# Task objective
Look for the word "JSON" in the entries below, then copy every line that has it.

# Data for the task
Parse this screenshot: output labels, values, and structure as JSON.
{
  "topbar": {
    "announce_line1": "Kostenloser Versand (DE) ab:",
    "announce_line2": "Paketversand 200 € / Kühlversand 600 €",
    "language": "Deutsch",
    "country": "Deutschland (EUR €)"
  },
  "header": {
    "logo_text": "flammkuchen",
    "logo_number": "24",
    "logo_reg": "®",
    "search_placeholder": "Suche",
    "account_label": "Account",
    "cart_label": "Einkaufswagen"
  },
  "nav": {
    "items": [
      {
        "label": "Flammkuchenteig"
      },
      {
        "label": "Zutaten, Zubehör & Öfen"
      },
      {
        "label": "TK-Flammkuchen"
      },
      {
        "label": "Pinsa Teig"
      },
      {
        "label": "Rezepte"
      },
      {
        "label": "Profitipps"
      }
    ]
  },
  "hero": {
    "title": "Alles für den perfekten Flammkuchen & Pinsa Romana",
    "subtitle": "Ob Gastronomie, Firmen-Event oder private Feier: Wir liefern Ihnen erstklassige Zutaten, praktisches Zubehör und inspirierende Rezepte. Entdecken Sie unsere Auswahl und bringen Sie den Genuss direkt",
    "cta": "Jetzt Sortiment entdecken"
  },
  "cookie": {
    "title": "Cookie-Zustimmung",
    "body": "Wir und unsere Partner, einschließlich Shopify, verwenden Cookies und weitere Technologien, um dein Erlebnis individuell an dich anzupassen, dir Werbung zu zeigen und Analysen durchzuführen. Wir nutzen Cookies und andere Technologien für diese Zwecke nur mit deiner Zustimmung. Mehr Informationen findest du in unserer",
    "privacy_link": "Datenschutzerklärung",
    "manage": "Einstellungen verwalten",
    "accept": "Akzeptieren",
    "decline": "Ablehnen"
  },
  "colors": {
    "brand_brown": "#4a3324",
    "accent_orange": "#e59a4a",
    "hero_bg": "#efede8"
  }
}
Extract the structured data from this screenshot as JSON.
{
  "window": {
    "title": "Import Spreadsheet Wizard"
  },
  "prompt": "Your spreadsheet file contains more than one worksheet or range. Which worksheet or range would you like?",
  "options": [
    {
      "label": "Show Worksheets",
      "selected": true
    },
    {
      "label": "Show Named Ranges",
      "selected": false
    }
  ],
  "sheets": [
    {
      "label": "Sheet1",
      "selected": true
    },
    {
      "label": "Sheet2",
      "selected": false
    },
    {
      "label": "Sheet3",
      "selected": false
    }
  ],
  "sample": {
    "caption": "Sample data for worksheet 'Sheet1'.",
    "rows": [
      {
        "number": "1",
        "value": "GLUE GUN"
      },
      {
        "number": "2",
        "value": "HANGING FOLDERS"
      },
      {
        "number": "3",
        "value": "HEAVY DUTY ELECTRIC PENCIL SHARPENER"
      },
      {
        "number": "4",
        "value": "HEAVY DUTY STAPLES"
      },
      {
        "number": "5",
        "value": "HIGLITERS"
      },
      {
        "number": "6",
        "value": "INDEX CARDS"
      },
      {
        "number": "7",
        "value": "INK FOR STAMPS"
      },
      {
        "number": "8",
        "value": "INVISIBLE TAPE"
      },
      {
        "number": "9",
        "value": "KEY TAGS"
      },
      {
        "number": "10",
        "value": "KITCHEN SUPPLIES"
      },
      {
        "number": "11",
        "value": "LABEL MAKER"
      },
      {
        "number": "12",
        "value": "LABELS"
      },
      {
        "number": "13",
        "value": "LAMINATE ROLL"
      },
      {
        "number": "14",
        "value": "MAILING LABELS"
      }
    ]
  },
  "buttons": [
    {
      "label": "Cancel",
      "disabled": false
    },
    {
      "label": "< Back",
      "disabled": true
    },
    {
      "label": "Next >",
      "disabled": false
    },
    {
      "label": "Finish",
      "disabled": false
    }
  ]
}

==

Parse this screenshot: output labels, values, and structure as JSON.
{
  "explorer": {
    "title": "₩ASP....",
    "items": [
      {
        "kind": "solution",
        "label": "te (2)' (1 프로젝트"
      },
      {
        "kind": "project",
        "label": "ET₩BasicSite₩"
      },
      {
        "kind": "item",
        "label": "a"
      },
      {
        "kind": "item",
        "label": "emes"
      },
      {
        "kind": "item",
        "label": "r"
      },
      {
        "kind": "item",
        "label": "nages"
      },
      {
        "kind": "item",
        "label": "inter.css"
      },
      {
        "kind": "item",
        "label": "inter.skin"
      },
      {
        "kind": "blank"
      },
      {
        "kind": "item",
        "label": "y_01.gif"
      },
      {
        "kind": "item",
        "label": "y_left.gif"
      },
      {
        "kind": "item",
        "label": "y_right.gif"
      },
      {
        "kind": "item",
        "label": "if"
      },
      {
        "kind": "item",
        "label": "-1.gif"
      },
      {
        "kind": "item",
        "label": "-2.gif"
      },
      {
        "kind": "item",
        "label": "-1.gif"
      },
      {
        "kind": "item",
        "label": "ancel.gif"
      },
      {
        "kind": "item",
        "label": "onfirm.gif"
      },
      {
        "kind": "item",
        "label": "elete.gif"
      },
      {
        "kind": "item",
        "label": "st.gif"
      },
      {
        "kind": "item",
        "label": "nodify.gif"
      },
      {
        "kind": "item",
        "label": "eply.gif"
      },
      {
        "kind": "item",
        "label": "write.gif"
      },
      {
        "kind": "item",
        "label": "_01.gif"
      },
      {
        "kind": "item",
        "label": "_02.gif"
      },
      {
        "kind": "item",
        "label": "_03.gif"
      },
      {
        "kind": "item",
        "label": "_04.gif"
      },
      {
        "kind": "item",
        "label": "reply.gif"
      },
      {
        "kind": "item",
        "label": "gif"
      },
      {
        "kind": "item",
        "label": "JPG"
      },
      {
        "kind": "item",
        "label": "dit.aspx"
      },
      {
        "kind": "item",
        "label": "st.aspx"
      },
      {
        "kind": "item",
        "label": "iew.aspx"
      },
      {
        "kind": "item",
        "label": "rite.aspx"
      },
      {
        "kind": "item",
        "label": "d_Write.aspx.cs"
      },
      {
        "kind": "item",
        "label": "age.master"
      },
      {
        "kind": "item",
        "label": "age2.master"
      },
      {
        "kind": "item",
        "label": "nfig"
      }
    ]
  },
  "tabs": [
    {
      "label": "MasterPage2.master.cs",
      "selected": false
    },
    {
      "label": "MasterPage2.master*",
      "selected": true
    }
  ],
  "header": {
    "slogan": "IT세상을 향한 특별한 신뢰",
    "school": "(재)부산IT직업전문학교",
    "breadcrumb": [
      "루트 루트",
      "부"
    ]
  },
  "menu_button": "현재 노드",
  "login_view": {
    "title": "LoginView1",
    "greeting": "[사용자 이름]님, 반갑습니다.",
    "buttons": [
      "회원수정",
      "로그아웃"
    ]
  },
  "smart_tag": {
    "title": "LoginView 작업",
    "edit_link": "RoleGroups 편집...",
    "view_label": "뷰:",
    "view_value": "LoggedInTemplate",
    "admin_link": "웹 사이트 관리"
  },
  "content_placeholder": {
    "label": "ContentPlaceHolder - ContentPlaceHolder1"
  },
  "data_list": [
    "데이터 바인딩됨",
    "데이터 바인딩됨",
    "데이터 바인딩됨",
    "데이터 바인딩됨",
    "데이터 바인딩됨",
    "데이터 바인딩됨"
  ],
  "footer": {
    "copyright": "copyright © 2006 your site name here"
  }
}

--

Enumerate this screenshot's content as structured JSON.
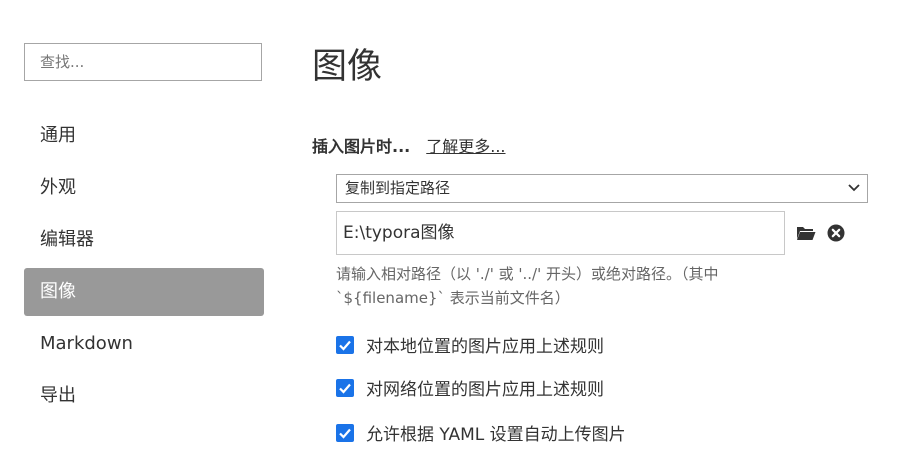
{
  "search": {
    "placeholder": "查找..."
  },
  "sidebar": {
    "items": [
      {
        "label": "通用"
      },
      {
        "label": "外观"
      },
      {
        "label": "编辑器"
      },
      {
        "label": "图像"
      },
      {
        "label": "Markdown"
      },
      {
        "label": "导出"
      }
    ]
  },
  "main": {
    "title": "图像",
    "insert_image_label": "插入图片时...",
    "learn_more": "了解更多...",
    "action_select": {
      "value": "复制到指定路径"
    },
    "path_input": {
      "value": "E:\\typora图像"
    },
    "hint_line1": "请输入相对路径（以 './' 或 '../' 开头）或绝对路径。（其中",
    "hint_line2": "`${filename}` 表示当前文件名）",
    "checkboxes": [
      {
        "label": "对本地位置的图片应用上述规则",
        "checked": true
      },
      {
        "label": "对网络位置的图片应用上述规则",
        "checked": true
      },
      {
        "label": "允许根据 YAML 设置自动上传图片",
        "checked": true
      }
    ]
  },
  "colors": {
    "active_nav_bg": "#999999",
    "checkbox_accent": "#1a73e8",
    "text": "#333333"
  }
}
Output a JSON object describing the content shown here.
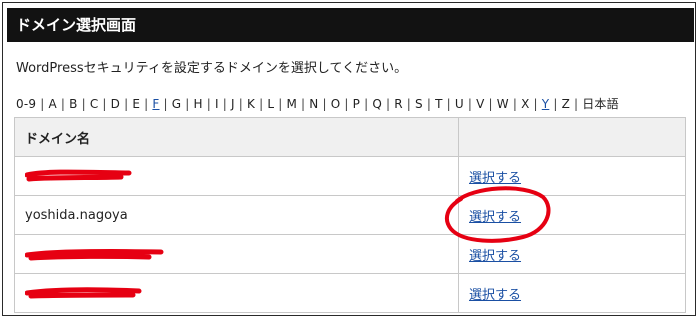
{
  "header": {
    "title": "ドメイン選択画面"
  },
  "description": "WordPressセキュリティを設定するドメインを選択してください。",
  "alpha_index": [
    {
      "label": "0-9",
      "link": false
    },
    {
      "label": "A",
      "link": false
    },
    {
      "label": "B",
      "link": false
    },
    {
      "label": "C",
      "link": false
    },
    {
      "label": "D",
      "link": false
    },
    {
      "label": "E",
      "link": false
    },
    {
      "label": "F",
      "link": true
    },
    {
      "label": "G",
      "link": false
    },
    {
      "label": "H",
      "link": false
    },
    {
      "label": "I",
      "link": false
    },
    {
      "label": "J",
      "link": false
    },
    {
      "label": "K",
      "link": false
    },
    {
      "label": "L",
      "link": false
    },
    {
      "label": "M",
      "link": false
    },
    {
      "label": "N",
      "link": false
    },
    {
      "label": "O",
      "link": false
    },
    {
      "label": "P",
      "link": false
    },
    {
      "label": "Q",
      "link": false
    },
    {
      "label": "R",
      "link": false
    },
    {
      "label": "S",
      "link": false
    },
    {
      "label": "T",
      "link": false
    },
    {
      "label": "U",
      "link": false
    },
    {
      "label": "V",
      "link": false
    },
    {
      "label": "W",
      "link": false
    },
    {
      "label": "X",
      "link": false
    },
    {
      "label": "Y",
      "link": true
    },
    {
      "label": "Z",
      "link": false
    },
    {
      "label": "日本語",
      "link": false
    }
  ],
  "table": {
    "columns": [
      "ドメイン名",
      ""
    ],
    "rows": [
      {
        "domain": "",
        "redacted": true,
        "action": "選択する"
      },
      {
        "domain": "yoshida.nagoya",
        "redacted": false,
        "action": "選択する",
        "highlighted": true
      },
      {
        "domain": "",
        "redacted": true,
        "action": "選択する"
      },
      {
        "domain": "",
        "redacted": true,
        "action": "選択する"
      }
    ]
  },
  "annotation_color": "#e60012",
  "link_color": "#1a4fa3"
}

# Reply
Parse this screenshot: output labels, values, and structure as JSON.
Extract the structured data from this screenshot as JSON.
Parse this screenshot: output labels, values, and structure as JSON.
Enumerate this screenshot's content as structured JSON.
Output a JSON object describing the content shown here.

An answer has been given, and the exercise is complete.